# [Data for the task]

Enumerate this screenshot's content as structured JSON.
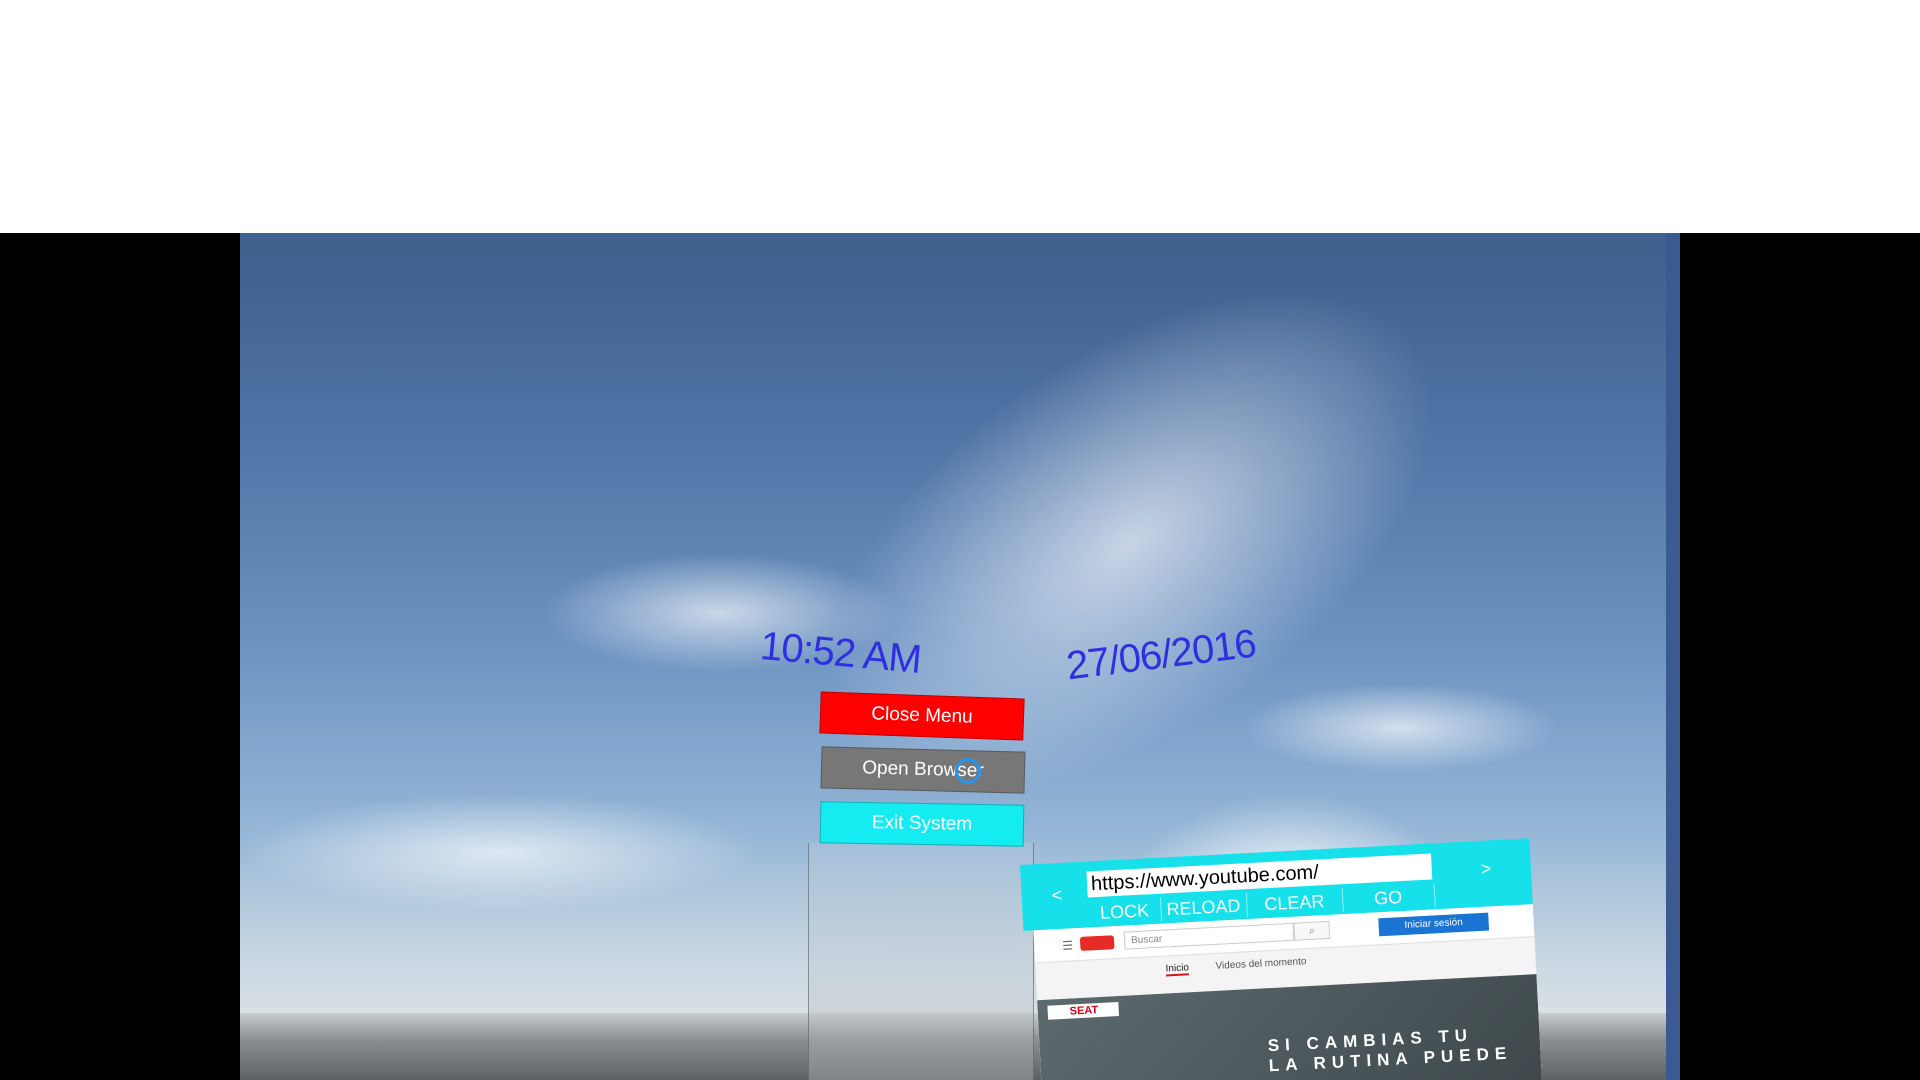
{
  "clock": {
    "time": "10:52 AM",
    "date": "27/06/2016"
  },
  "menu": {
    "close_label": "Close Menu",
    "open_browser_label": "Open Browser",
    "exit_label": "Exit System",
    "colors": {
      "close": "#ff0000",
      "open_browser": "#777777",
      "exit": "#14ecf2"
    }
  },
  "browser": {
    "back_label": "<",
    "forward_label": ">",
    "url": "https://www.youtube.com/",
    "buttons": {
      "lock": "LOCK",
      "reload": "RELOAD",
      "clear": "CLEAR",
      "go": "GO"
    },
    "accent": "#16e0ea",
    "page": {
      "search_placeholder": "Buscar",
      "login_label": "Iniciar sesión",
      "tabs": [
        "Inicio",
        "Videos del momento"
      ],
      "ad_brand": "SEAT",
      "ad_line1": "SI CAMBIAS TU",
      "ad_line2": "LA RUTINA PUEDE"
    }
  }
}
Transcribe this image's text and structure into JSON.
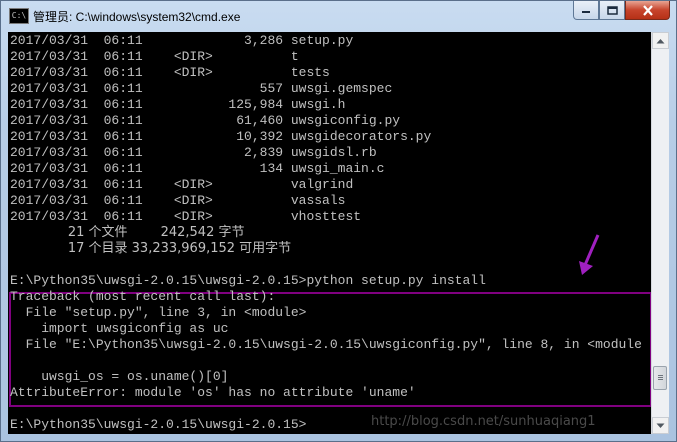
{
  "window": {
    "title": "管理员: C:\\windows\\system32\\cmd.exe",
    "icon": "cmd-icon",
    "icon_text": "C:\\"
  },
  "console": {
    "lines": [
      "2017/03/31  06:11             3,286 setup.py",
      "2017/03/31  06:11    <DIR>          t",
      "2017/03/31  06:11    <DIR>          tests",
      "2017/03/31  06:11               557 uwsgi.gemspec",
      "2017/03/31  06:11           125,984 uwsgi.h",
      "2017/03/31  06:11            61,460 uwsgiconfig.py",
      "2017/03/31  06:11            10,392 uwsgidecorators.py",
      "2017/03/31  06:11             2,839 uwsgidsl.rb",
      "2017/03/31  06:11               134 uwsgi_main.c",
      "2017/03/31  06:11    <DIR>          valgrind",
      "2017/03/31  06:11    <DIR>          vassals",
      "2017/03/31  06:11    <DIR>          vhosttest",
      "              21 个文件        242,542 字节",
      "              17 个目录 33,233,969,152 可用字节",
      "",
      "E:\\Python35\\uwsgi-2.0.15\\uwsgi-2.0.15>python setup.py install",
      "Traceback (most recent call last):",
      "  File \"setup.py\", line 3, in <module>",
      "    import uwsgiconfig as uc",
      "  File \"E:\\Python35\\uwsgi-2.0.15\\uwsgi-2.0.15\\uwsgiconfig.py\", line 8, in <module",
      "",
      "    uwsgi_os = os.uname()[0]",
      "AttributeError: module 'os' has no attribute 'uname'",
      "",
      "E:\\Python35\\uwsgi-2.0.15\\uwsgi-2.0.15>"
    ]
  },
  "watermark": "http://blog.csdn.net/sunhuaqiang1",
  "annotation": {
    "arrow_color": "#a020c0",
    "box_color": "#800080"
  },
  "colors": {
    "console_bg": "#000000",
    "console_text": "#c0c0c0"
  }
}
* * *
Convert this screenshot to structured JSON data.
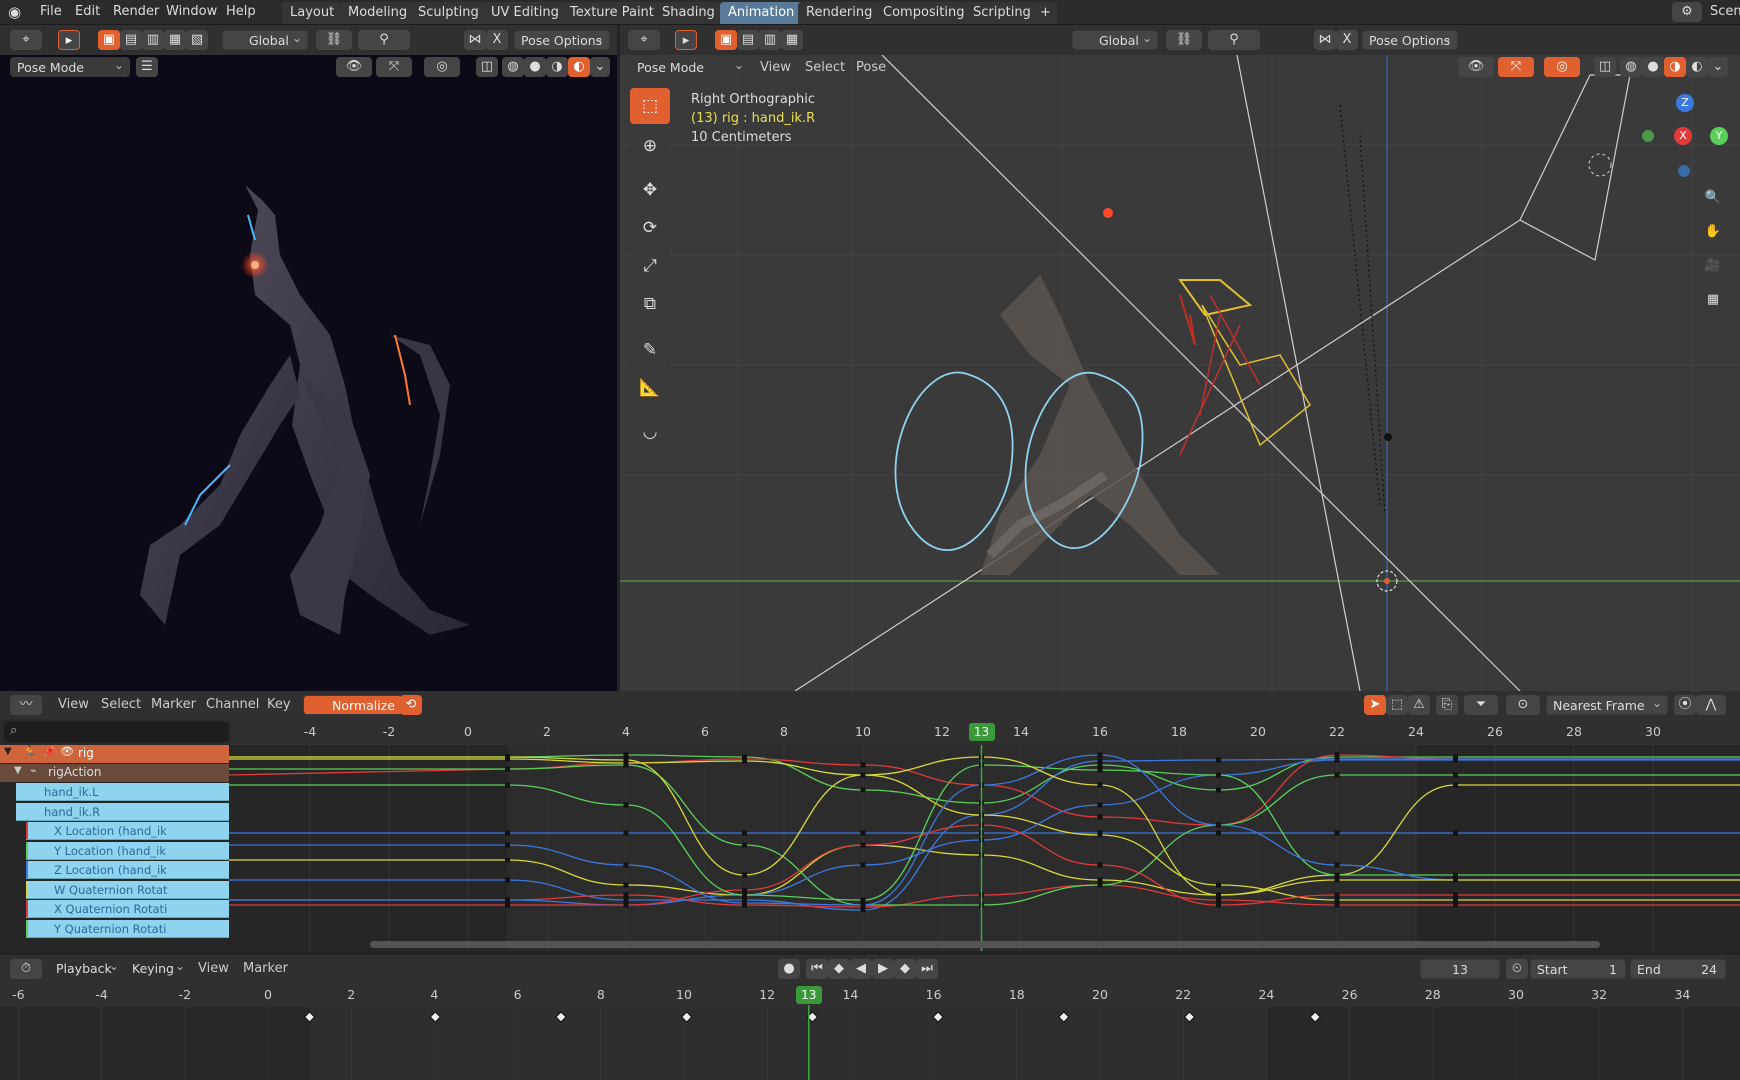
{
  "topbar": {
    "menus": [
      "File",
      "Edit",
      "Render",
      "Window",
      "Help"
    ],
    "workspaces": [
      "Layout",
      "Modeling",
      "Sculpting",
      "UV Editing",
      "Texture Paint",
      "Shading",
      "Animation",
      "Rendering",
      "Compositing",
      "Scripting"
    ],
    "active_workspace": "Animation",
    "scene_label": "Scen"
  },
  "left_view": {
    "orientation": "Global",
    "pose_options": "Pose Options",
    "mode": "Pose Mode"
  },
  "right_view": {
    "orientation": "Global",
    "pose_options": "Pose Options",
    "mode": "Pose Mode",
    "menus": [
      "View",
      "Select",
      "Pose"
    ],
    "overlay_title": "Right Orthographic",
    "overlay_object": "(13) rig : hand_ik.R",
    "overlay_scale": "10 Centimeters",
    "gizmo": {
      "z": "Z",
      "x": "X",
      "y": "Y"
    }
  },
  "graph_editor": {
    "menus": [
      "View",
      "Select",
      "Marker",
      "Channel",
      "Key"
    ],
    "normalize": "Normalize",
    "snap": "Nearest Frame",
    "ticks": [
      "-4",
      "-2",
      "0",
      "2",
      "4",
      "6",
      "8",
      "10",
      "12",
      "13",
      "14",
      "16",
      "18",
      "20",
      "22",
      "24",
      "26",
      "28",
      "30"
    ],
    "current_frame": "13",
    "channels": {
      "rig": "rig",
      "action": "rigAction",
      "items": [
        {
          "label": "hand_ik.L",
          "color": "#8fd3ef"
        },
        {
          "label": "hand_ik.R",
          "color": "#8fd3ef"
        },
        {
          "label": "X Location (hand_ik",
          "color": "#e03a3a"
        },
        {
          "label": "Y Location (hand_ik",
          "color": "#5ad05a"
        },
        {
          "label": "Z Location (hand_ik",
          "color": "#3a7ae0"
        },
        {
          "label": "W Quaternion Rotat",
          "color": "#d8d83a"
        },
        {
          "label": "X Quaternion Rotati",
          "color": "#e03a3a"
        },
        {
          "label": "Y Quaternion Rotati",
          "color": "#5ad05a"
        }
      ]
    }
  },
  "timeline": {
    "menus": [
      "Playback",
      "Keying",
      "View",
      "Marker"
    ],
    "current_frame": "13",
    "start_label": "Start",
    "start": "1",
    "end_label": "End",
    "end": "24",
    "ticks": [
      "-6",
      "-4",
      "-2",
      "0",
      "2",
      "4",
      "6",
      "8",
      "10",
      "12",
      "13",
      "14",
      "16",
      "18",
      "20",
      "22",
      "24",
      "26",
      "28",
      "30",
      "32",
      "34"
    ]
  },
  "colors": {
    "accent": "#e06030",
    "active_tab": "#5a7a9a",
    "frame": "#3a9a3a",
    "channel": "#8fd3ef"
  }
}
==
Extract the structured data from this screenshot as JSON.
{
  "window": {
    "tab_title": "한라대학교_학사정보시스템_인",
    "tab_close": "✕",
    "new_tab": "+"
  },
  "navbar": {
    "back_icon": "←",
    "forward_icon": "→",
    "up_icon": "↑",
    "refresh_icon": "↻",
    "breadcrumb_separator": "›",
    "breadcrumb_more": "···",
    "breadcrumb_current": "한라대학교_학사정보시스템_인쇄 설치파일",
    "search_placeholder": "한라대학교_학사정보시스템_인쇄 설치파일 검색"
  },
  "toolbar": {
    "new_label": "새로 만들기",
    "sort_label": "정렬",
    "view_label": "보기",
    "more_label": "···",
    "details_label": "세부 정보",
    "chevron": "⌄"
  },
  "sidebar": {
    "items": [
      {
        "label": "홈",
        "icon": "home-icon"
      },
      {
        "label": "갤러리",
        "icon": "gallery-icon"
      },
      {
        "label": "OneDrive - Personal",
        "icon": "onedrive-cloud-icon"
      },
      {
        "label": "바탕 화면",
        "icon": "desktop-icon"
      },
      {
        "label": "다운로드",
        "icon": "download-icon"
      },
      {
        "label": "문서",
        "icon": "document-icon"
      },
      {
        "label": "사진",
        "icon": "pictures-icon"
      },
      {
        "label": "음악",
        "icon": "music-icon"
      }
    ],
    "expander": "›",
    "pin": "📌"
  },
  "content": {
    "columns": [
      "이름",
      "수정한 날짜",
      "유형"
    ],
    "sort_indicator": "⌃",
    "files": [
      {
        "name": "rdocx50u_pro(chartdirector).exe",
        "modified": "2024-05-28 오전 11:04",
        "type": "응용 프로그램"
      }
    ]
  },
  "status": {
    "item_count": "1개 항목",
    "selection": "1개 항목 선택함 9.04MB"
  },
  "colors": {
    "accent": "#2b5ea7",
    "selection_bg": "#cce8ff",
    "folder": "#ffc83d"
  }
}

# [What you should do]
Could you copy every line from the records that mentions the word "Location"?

# [Answer box]
          "label": "X Location (hand_ik",
          "label": "Y Location (hand_ik",
          "label": "Z Location (hand_ik",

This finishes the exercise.